80

selective attention

being able to focus on information relevant to a task while ignoring irrelevant info

81

disuse theory

not using the info results in its loss

82

interference theory

explains age-related problems with retrieval-- poor retrieval may be due to combo of distraction during the learning stage and interference by new info with the material stored over many years being searched for in the retrieval stage

83

cognitive retraining

teaching people how to use various techniques to keep their minds active and maintain good memory skills

84

mediators (visual and verbal)

- visual and verbal links between info to be memorized and info that is already in secondary memory
- assist in recall
- mnemonics

85

creativity

ability to bring something new and valued into existence, such as applying unique solutions and coming up with original ideas or products

86

ego integrity vs despair

8th and last stage of psychosocial development in Erikson's model; aging individual achieves wisdom and perspective--accepting inevitability of death, or despairs because he or she views one's life as lacking meaning

87

stage theories of personaltiy

development of an individual through various levels, each stage being necessary for adaptation and for psychological adjustment

88

ego integrity vs. despair

aging individual achieves wisdom and perspective, or despairs bc s/he views one's life as lackign meaning

89

life review

process of sharing one's memories and experiences with others, whether orally or in writing (can help older adults attain ego integrity)

90

positivity effect

elders more likely to remember positive emotional content than negative

91

socio-emotional selectivity theory

explains paradox that elders' emotional well-being is often better than younger adults, despite losses faced
-- when faced with death more likely to pursue emotional satisfaction rather than acquiring info

92

self-efficacy

feeling competent to deal with new situations

93

Cognitive-behavioral interventions

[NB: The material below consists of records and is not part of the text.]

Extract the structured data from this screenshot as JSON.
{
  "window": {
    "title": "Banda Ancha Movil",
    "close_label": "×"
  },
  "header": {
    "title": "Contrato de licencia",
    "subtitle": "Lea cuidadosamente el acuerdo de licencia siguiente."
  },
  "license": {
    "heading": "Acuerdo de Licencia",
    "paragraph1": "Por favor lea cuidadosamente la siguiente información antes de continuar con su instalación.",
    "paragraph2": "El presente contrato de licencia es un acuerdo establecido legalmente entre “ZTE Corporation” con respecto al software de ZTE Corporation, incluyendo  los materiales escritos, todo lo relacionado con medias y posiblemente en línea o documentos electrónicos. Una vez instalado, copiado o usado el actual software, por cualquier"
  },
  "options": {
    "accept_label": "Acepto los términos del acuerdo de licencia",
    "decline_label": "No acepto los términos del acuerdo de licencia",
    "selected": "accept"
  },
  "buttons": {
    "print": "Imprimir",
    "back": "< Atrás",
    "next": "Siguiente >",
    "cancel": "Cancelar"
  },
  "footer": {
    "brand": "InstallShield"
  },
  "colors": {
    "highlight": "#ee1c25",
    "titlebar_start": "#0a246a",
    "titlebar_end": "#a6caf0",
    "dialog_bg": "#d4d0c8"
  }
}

use active, time-limited approaches to change negative thoughts and behaviors, such as self-monitoring and increased participation in pleasant events

94

problem-solving therapy (part of CBT)

goal-setting
effective coping techniques
motivational interviewing

95

anxiety disorder

functional psychological disorder often triggered by external stress and accompanied by increased heart rate, fatigue, restlessness and sleep disorders

96

paranoia

psych disorder characterized by irrational suspiciousness of other people

97

schizophrenia <1% elders

psych disorder characterized by thought disorders and hallucinations, psychotic behavior, and loss of emotional expression

98

Third Age

stage after middle age before final stage and is conceptualized as a time of continued involvement and growth in areas of life beyond employment and family

99

palliative care

focused on alleviating/relieving pain by addressing the patient's emotional, social, and spiritual needs, not on lifesaving measures

100

hospice

program of care for dying persons that gives emphasis to the personal dignity of the dying person, reducing pain and sources of anxiety and provides family support when needed

101

socioemotional selectivity theory

increase focus on emotionally-satisfying and meaningful relationships in late life

102

problems w instrumental support in older adulthood

-feelings of helplessness
- perceptions of low mastery, autonomy, self-efficacy and control
- perceived overprotection
- feeling infantilized

- may lead to neg impact on mental and physical well-being

103

mental disorders among older persons

depression
anxiety
dementia

104

Rowe & Kahn model of "successful" aging

- free of disease and disability
- good cog/phys functioning
- engaged with life/involvement in soc

105

critical perspectives on productive activity for aging

classbased
- separates aging from health
- empirical support for alternative models
- emphasis on western values

106

Erikson's stages of psychosocial developmetn 7 + 8

7 - middle adulthood (30-60) - generativity vs stagnation

8 - old age (60+) - integrity/wsidom vs despair